> TASK TO COMPLETE: Every single entry should be printed exactly.

-------- DATASET --------

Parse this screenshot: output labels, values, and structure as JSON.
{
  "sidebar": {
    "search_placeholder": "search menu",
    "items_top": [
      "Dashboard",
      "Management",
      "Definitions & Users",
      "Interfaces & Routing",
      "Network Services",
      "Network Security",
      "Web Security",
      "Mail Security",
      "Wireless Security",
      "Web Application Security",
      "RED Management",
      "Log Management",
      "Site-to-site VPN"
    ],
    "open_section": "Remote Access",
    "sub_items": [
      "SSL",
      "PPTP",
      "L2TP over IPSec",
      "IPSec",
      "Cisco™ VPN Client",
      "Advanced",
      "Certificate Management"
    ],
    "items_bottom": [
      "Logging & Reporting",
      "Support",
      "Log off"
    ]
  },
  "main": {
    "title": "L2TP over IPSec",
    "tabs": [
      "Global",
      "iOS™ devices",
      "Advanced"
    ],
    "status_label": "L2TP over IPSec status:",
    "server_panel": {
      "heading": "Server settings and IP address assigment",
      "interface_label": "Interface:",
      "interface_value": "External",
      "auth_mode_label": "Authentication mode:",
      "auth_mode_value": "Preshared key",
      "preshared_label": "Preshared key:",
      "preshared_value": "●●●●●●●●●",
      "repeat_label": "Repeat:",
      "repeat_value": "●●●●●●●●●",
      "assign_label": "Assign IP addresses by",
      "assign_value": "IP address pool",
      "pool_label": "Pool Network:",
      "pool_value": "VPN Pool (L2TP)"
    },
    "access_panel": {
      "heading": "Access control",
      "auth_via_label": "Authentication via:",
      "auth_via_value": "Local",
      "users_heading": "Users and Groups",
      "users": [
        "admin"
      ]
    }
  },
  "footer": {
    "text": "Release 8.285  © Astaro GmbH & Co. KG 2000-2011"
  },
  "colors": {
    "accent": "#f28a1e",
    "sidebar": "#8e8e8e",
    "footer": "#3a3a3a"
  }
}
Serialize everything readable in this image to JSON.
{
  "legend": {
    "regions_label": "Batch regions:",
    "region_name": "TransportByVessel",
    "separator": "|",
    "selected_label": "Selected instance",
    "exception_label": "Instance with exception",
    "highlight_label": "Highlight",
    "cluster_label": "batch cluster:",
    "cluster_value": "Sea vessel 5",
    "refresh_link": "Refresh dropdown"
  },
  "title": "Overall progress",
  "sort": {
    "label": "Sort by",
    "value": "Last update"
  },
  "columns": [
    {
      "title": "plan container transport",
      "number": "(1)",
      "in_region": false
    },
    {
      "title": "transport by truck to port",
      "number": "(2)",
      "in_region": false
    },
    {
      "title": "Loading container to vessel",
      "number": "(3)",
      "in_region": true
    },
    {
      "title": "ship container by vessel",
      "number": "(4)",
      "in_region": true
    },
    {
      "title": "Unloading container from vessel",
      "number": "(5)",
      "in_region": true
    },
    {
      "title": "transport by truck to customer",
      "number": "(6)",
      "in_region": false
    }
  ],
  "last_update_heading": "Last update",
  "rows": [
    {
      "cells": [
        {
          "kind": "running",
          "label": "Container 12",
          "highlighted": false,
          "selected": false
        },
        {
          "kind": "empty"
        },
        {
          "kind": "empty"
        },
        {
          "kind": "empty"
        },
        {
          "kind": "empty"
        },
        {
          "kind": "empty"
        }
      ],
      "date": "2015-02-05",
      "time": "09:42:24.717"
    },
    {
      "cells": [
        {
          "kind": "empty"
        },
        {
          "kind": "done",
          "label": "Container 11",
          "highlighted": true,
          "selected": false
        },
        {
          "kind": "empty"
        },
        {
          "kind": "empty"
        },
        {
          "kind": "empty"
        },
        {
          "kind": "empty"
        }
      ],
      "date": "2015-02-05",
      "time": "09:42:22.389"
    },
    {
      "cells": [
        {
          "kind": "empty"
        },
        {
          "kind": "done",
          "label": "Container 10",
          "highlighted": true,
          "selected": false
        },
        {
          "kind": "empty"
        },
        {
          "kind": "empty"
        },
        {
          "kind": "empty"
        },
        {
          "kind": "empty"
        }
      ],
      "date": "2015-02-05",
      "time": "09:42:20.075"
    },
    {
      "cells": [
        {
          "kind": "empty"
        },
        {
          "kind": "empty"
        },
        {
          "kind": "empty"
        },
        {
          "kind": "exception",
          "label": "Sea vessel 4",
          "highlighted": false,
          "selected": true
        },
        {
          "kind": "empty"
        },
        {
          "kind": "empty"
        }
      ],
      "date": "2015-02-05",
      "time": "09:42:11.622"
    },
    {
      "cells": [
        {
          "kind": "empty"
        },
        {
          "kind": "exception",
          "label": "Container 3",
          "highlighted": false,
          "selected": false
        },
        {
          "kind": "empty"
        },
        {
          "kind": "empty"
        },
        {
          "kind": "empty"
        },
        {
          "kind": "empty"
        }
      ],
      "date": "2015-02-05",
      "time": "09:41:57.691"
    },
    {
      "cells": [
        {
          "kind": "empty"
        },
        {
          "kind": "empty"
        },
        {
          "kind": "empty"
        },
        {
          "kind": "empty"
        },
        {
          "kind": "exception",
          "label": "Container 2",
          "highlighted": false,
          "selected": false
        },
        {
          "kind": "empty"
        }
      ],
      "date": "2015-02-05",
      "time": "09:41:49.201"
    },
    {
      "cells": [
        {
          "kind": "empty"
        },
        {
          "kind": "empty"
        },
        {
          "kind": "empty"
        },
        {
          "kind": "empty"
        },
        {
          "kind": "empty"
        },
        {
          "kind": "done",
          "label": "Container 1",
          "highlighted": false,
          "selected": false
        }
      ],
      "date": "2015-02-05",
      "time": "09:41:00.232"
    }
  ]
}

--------

> TASK OUTPUT:
Parse this screenshot: output labels, values, and structure as JSON.
{
  "sidebar": {
    "search_placeholder": "search menu",
    "items_top": [
      "Dashboard",
      "Management",
      "Definitions & Users",
      "Interfaces & Routing",
      "Network Services",
      "Network Security",
      "Web Security",
      "Mail Security",
      "Wireless Security",
      "Web Application Security",
      "RED Management",
      "Log Management",
      "Site-to-site VPN"
    ],
    "open_section": "Remote Access",
    "sub_items": [
      "SSL",
      "PPTP",
      "L2TP over IPSec",
      "IPSec",
      "Cisco™ VPN Client",
      "Advanced",
      "Certificate Management"
    ],
    "items_bottom": [
      "Logging & Reporting",
      "Support",
      "Log off"
    ]
  },
  "main": {
    "title": "L2TP over IPSec",
    "tabs": [
      "Global",
      "iOS™ devices",
      "Advanced"
    ],
    "status_label": "L2TP over IPSec status:",
    "server_panel": {
      "heading": "Server settings and IP address assigment",
      "interface_label": "Interface:",
      "interface_value": "External",
      "auth_mode_label": "Authentication mode:",
      "auth_mode_value": "Preshared key",
      "preshared_label": "Preshared key:",
      "preshared_value": "●●●●●●●●●",
      "repeat_label": "Repeat:",
      "repeat_value": "●●●●●●●●●",
      "assign_label": "Assign IP addresses by",
      "assign_value": "IP address pool",
      "pool_label": "Pool Network:",
      "pool_value": "VPN Pool (L2TP)"
    },
    "access_panel": {
      "heading": "Access control",
      "auth_via_label": "Authentication via:",
      "auth_via_value": "Local",
      "users_heading": "Users and Groups",
      "users": [
        "admin"
      ]
    }
  },
  "footer": {
    "text": "Release 8.285  © Astaro GmbH & Co. KG 2000-2011"
  },
  "colors": {
    "accent": "#f28a1e",
    "sidebar": "#8e8e8e",
    "footer": "#3a3a3a"
  }
}
Serialize everything readable in this image to JSON.
{
  "legend": {
    "regions_label": "Batch regions:",
    "region_name": "TransportByVessel",
    "separator": "|",
    "selected_label": "Selected instance",
    "exception_label": "Instance with exception",
    "highlight_label": "Highlight",
    "cluster_label": "batch cluster:",
    "cluster_value": "Sea vessel 5",
    "refresh_link": "Refresh dropdown"
  },
  "title": "Overall progress",
  "sort": {
    "label": "Sort by",
    "value": "Last update"
  },
  "columns": [
    {
      "title": "plan container transport",
      "number": "(1)",
      "in_region": false
    },
    {
      "title": "transport by truck to port",
      "number": "(2)",
      "in_region": false
    },
    {
      "title": "Loading container to vessel",
      "number": "(3)",
      "in_region": true
    },
    {
      "title": "ship container by vessel",
      "number": "(4)",
      "in_region": true
    },
    {
      "title": "Unloading container from vessel",
      "number": "(5)",
      "in_region": true
    },
    {
      "title": "transport by truck to customer",
      "number": "(6)",
      "in_region": false
    }
  ],
  "last_update_heading": "Last update",
  "rows": [
    {
      "cells": [
        {
          "kind": "running",
          "label": "Container 12",
          "highlighted": false,
          "selected": false
        },
        {
          "kind": "empty"
        },
        {
          "kind": "empty"
        },
        {
          "kind": "empty"
        },
        {
          "kind": "empty"
        },
        {
          "kind": "empty"
        }
      ],
      "date": "2015-02-05",
      "time": "09:42:24.717"
    },
    {
      "cells": [
        {
          "kind": "empty"
        },
        {
          "kind": "done",
          "label": "Container 11",
          "highlighted": true,
          "selected": false
        },
        {
          "kind": "empty"
        },
        {
          "kind": "empty"
        },
        {
          "kind": "empty"
        },
        {
          "kind": "empty"
        }
      ],
      "date": "2015-02-05",
      "time": "09:42:22.389"
    },
    {
      "cells": [
        {
          "kind": "empty"
        },
        {
          "kind": "done",
          "label": "Container 10",
          "highlighted": true,
          "selected": false
        },
        {
          "kind": "empty"
        },
        {
          "kind": "empty"
        },
        {
          "kind": "empty"
        },
        {
          "kind": "empty"
        }
      ],
      "date": "2015-02-05",
      "time": "09:42:20.075"
    },
    {
      "cells": [
        {
          "kind": "empty"
        },
        {
          "kind": "empty"
        },
        {
          "kind": "empty"
        },
        {
          "kind": "exception",
          "label": "Sea vessel 4",
          "highlighted": false,
          "selected": true
        },
        {
          "kind": "empty"
        },
        {
          "kind": "empty"
        }
      ],
      "date": "2015-02-05",
      "time": "09:42:11.622"
    },
    {
      "cells": [
        {
          "kind": "empty"
        },
        {
          "kind": "exception",
          "label": "Container 3",
          "highlighted": false,
          "selected": false
        },
        {
          "kind": "empty"
        },
        {
          "kind": "empty"
        },
        {
          "kind": "empty"
        },
        {
          "kind": "empty"
        }
      ],
      "date": "2015-02-05",
      "time": "09:41:57.691"
    },
    {
      "cells": [
        {
          "kind": "empty"
        },
        {
          "kind": "empty"
        },
        {
          "kind": "empty"
        },
        {
          "kind": "empty"
        },
        {
          "kind": "exception",
          "label": "Container 2",
          "highlighted": false,
          "selected": false
        },
        {
          "kind": "empty"
        }
      ],
      "date": "2015-02-05",
      "time": "09:41:49.201"
    },
    {
      "cells": [
        {
          "kind": "empty"
        },
        {
          "kind": "empty"
        },
        {
          "kind": "empty"
        },
        {
          "kind": "empty"
        },
        {
          "kind": "empty"
        },
        {
          "kind": "done",
          "label": "Container 1",
          "highlighted": false,
          "selected": false
        }
      ],
      "date": "2015-02-05",
      "time": "09:41:00.232"
    }
  ]
}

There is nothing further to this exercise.